Writing for the computer screen is different than writing for the printed page. There is actually a physiological difference between the two reading materials. Paper, as you’ve noticed, doesn’t flicker (unless it’s on fire). If you need more light to read by, you can always turn on another light or move closer to the window. But a computer screen does flicker. How fast it flickers is called the refresh rate, and the refresh rate of most monitors is set too low by detault. And if you aim another light at your computer screen, you’ll only get more glare.

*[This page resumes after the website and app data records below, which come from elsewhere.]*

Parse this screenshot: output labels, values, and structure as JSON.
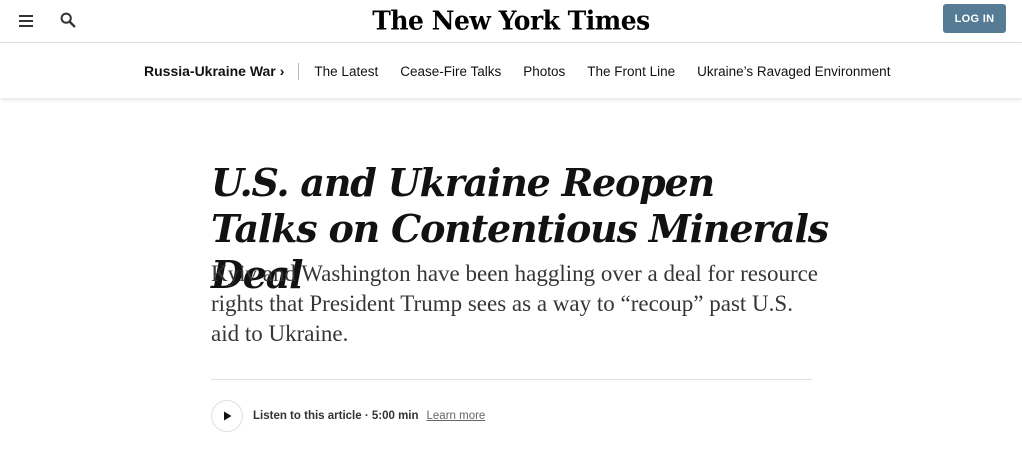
{
  "header": {
    "logo_text": "The New York Times",
    "login_label": "LOG IN",
    "login_color": "#567b95",
    "menu_icon": "hamburger-menu-icon",
    "search_icon": "search-icon"
  },
  "section_nav": {
    "section_label": "Russia-Ukraine War",
    "section_chevron": "›",
    "links": [
      {
        "label": "The Latest"
      },
      {
        "label": "Cease-Fire Talks"
      },
      {
        "label": "Photos"
      },
      {
        "label": "The Front Line"
      },
      {
        "label": "Ukraine’s Ravaged Environment"
      }
    ]
  },
  "article": {
    "headline": "U.S. and Ukraine Reopen Talks on Contentious Minerals Deal",
    "summary": "Kyiv and Washington have been haggling over a deal for resource rights that President Trump sees as a way to “recoup” past U.S. aid to Ukraine.",
    "listen": {
      "label": "Listen to this article · 5:00 min",
      "learn_more": "Learn more",
      "play_icon": "play-icon"
    }
  }
}
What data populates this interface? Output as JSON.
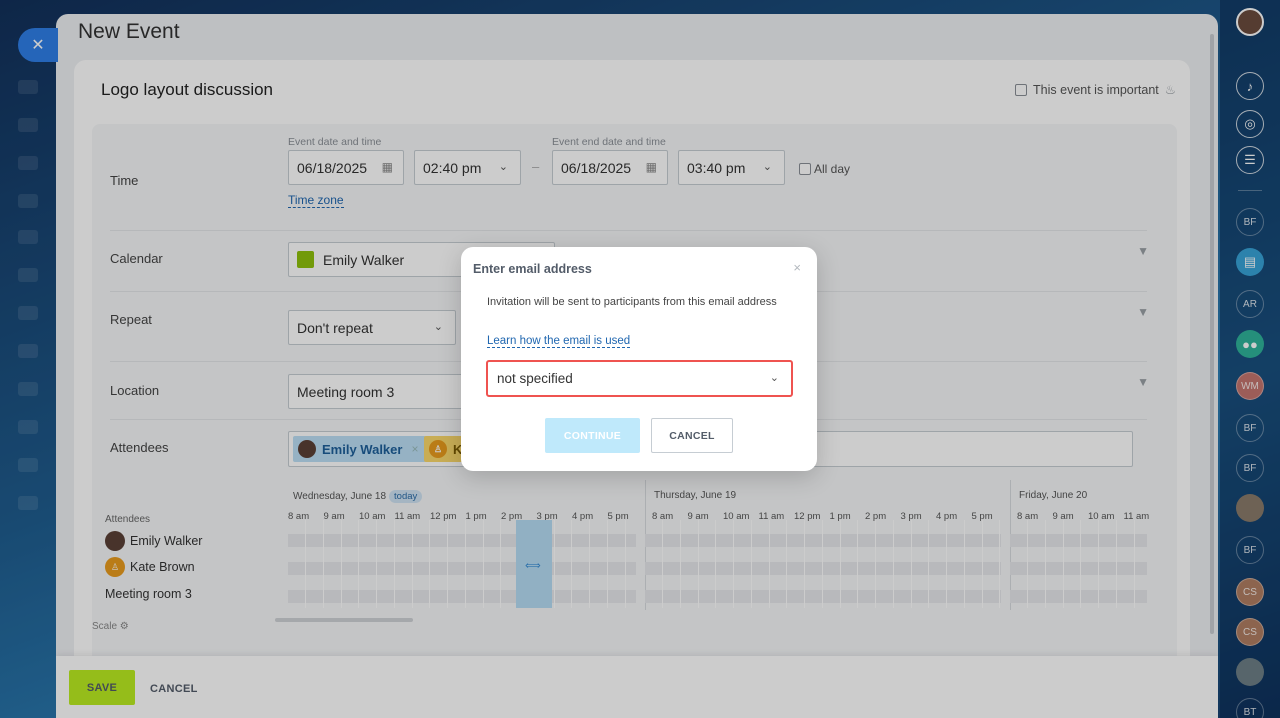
{
  "panel": {
    "title": "New Event"
  },
  "event": {
    "name": "Logo layout discussion",
    "important_label": "This event is important"
  },
  "time": {
    "label": "Time",
    "start_caption": "Event date and time",
    "end_caption": "Event end date and time",
    "start_date": "06/18/2025",
    "start_time": "02:40 pm",
    "end_date": "06/18/2025",
    "end_time": "03:40 pm",
    "separator": "–",
    "all_day": "All day",
    "timezone_link": "Time zone"
  },
  "calendar": {
    "label": "Calendar",
    "value": "Emily Walker",
    "color": "#8fc10c"
  },
  "repeat": {
    "label": "Repeat",
    "value": "Don't repeat"
  },
  "location": {
    "label": "Location",
    "value": "Meeting room 3"
  },
  "attendees": {
    "label": "Attendees",
    "tags": [
      {
        "name": "Emily Walker",
        "remove": "×"
      },
      {
        "name": "K",
        "remove": ""
      }
    ]
  },
  "timeline": {
    "days": [
      {
        "label": "Wednesday, June 18",
        "badge": "today"
      },
      {
        "label": "Thursday, June 19"
      },
      {
        "label": "Friday, June 20"
      }
    ],
    "hours_day1": [
      "8 am",
      "9 am",
      "10 am",
      "11 am",
      "12 pm",
      "1 pm",
      "2 pm",
      "3 pm",
      "4 pm",
      "5 pm"
    ],
    "hours_day2": [
      "8 am",
      "9 am",
      "10 am",
      "11 am",
      "12 pm",
      "1 pm",
      "2 pm",
      "3 pm",
      "4 pm",
      "5 pm"
    ],
    "hours_day3": [
      "8 am",
      "9 am",
      "10 am",
      "11 am"
    ],
    "attendees_header": "Attendees",
    "rows": [
      "Emily Walker",
      "Kate Brown",
      "Meeting room 3"
    ],
    "scale": "Scale"
  },
  "footer": {
    "save": "SAVE",
    "cancel": "CANCEL"
  },
  "dialog": {
    "title": "Enter email address",
    "close": "×",
    "text": "Invitation will be sent to participants from this email address",
    "link": "Learn how the email is used",
    "select_value": "not specified",
    "continue": "CONTINUE",
    "cancel": "CANCEL",
    "highlight_color": "#ef5350"
  },
  "rail": {
    "avatars": [
      "BF",
      "AR",
      "WM",
      "BF",
      "BF",
      "BF",
      "CS",
      "CS",
      "BT"
    ]
  }
}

All this means that the eyes of your readers will tire out faster when they read from their computer monitor. So people will be anxious to read faster. In the old days, you could pore over the latest letter from your grandmother over a cup of tea. Don’t expect your customers to sip tea while they read your sales letter, unless you’re a very captivating writer.
What is the best way to write for the screen?
- Write short. Get to the point. Say it quickly. Use the inverted pyramid style of writing, like a reporter does.
- Write in lists. Use bullets – those little marks that begin each line in this list. Or if you’re writing instructions (a form of technical writing), discuss each step in order and use numbered lists instead of bulleted lists.
- Write to be scanned. Most people who read computer screens are looking for information. Help them to find the information as soon as possible.
You may think you should hide the juicy bits within a flowing, glowing sales pitch (such as your price and how to order) in hopes your potential customer will read all of it. But if you don’t provide the information your reader wants before they get impatient, they will go somewhere else.